(Interface dataset entries)
===============
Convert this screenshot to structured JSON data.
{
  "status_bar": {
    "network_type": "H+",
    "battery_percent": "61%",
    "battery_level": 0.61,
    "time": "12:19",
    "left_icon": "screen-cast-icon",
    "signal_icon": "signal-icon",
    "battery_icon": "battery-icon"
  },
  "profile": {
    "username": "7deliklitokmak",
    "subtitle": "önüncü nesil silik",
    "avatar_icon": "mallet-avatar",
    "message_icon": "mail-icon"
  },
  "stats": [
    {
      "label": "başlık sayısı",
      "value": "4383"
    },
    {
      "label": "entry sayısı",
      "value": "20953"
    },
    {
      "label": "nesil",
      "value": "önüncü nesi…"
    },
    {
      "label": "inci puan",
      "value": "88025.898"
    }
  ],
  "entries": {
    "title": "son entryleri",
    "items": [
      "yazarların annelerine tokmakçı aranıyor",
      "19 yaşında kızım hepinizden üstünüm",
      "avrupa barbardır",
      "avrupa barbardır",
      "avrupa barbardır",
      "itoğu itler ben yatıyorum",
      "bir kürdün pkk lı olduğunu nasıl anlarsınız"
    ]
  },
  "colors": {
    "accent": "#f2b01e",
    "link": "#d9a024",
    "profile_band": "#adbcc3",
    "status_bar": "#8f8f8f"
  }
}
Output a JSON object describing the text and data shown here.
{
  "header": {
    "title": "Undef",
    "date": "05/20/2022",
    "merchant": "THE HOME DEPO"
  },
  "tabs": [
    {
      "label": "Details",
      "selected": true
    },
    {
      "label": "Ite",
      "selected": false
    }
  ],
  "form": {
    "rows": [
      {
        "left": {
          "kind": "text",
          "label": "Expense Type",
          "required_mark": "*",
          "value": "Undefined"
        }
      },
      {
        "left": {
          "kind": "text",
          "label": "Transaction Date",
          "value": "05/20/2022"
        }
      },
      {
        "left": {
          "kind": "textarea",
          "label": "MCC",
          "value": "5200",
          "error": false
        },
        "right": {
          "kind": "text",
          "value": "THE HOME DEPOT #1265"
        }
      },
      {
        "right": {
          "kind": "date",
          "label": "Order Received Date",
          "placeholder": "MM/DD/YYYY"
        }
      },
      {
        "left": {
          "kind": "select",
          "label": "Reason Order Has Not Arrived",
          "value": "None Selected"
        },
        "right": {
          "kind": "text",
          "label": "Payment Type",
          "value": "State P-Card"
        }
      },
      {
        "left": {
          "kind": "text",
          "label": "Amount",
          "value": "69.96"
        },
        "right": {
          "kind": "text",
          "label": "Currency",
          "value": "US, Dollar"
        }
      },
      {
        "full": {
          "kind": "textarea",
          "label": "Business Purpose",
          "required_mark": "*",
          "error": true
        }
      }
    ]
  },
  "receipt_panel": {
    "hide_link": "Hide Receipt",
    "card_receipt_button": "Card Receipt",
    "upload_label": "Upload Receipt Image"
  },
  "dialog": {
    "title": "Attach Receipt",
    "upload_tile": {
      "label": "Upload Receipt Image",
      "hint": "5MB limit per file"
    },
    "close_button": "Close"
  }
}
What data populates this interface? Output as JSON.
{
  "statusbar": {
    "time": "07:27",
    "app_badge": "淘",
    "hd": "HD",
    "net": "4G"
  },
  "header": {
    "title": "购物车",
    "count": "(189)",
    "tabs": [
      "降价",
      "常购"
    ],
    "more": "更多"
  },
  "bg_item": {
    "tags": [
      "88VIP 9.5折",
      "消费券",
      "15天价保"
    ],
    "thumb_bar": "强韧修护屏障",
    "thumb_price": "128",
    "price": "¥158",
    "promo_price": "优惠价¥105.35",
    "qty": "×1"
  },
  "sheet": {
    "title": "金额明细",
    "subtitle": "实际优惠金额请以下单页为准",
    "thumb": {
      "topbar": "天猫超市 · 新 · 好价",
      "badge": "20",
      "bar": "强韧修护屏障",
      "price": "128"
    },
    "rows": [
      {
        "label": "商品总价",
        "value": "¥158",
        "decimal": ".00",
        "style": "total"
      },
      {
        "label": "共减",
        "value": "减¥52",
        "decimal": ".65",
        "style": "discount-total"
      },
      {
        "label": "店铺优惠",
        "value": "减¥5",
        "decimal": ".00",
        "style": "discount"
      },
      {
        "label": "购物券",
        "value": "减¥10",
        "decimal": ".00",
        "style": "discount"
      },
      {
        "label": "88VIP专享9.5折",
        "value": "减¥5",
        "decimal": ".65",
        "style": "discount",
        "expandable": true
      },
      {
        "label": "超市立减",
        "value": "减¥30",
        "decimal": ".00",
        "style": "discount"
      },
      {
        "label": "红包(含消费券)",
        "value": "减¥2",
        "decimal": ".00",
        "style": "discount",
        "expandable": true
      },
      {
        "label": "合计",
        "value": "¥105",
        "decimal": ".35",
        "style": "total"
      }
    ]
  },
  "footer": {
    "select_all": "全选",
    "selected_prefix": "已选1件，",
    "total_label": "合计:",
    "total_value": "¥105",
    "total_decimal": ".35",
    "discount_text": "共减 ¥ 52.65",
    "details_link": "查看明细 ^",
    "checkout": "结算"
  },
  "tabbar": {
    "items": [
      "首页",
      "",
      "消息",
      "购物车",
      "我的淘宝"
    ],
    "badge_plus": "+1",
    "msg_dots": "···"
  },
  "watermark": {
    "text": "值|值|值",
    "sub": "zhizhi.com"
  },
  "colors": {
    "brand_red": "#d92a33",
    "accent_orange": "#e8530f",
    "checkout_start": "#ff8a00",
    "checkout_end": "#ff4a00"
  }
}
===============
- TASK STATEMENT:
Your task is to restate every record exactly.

- WORKED SOLUTION:
Convert this screenshot to structured JSON data.
{
  "status_bar": {
    "network_type": "H+",
    "battery_percent": "61%",
    "battery_level": 0.61,
    "time": "12:19",
    "left_icon": "screen-cast-icon",
    "signal_icon": "signal-icon",
    "battery_icon": "battery-icon"
  },
  "profile": {
    "username": "7deliklitokmak",
    "subtitle": "önüncü nesil silik",
    "avatar_icon": "mallet-avatar",
    "message_icon": "mail-icon"
  },
  "stats": [
    {
      "label": "başlık sayısı",
      "value": "4383"
    },
    {
      "label": "entry sayısı",
      "value": "20953"
    },
    {
      "label": "nesil",
      "value": "önüncü nesi…"
    },
    {
      "label": "inci puan",
      "value": "88025.898"
    }
  ],
  "entries": {
    "title": "son entryleri",
    "items": [
      "yazarların annelerine tokmakçı aranıyor",
      "19 yaşında kızım hepinizden üstünüm",
      "avrupa barbardır",
      "avrupa barbardır",
      "avrupa barbardır",
      "itoğu itler ben yatıyorum",
      "bir kürdün pkk lı olduğunu nasıl anlarsınız"
    ]
  },
  "colors": {
    "accent": "#f2b01e",
    "link": "#d9a024",
    "profile_band": "#adbcc3",
    "status_bar": "#8f8f8f"
  }
}
Output a JSON object describing the text and data shown here.
{
  "header": {
    "title": "Undef",
    "date": "05/20/2022",
    "merchant": "THE HOME DEPO"
  },
  "tabs": [
    {
      "label": "Details",
      "selected": true
    },
    {
      "label": "Ite",
      "selected": false
    }
  ],
  "form": {
    "rows": [
      {
        "left": {
          "kind": "text",
          "label": "Expense Type",
          "required_mark": "*",
          "value": "Undefined"
        }
      },
      {
        "left": {
          "kind": "text",
          "label": "Transaction Date",
          "value": "05/20/2022"
        }
      },
      {
        "left": {
          "kind": "textarea",
          "label": "MCC",
          "value": "5200",
          "error": false
        },
        "right": {
          "kind": "text",
          "value": "THE HOME DEPOT #1265"
        }
      },
      {
        "right": {
          "kind": "date",
          "label": "Order Received Date",
          "placeholder": "MM/DD/YYYY"
        }
      },
      {
        "left": {
          "kind": "select",
          "label": "Reason Order Has Not Arrived",
          "value": "None Selected"
        },
        "right": {
          "kind": "text",
          "label": "Payment Type",
          "value": "State P-Card"
        }
      },
      {
        "left": {
          "kind": "text",
          "label": "Amount",
          "value": "69.96"
        },
        "right": {
          "kind": "text",
          "label": "Currency",
          "value": "US, Dollar"
        }
      },
      {
        "full": {
          "kind": "textarea",
          "label": "Business Purpose",
          "required_mark": "*",
          "error": true
        }
      }
    ]
  },
  "receipt_panel": {
    "hide_link": "Hide Receipt",
    "card_receipt_button": "Card Receipt",
    "upload_label": "Upload Receipt Image"
  },
  "dialog": {
    "title": "Attach Receipt",
    "upload_tile": {
      "label": "Upload Receipt Image",
      "hint": "5MB limit per file"
    },
    "close_button": "Close"
  }
}
What data populates this interface? Output as JSON.
{
  "statusbar": {
    "time": "07:27",
    "app_badge": "淘",
    "hd": "HD",
    "net": "4G"
  },
  "header": {
    "title": "购物车",
    "count": "(189)",
    "tabs": [
      "降价",
      "常购"
    ],
    "more": "更多"
  },
  "bg_item": {
    "tags": [
      "88VIP 9.5折",
      "消费券",
      "15天价保"
    ],
    "thumb_bar": "强韧修护屏障",
    "thumb_price": "128",
    "price": "¥158",
    "promo_price": "优惠价¥105.35",
    "qty": "×1"
  },
  "sheet": {
    "title": "金额明细",
    "subtitle": "实际优惠金额请以下单页为准",
    "thumb": {
      "topbar": "天猫超市 · 新 · 好价",
      "badge": "20",
      "bar": "强韧修护屏障",
      "price": "128"
    },
    "rows": [
      {
        "label": "商品总价",
        "value": "¥158",
        "decimal": ".00",
        "style": "total"
      },
      {
        "label": "共减",
        "value": "减¥52",
        "decimal": ".65",
        "style": "discount-total"
      },
      {
        "label": "店铺优惠",
        "value": "减¥5",
        "decimal": ".00",
        "style": "discount"
      },
      {
        "label": "购物券",
        "value": "减¥10",
        "decimal": ".00",
        "style": "discount"
      },
      {
        "label": "88VIP专享9.5折",
        "value": "减¥5",
        "decimal": ".65",
        "style": "discount",
        "expandable": true
      },
      {
        "label": "超市立减",
        "value": "减¥30",
        "decimal": ".00",
        "style": "discount"
      },
      {
        "label": "红包(含消费券)",
        "value": "减¥2",
        "decimal": ".00",
        "style": "discount",
        "expandable": true
      },
      {
        "label": "合计",
        "value": "¥105",
        "decimal": ".35",
        "style": "total"
      }
    ]
  },
  "footer": {
    "select_all": "全选",
    "selected_prefix": "已选1件，",
    "total_label": "合计:",
    "total_value": "¥105",
    "total_decimal": ".35",
    "discount_text": "共减 ¥ 52.65",
    "details_link": "查看明细 ^",
    "checkout": "结算"
  },
  "tabbar": {
    "items": [
      "首页",
      "",
      "消息",
      "购物车",
      "我的淘宝"
    ],
    "badge_plus": "+1",
    "msg_dots": "···"
  },
  "watermark": {
    "text": "值|值|值",
    "sub": "zhizhi.com"
  },
  "colors": {
    "brand_red": "#d92a33",
    "accent_orange": "#e8530f",
    "checkout_start": "#ff8a00",
    "checkout_end": "#ff4a00"
  }
}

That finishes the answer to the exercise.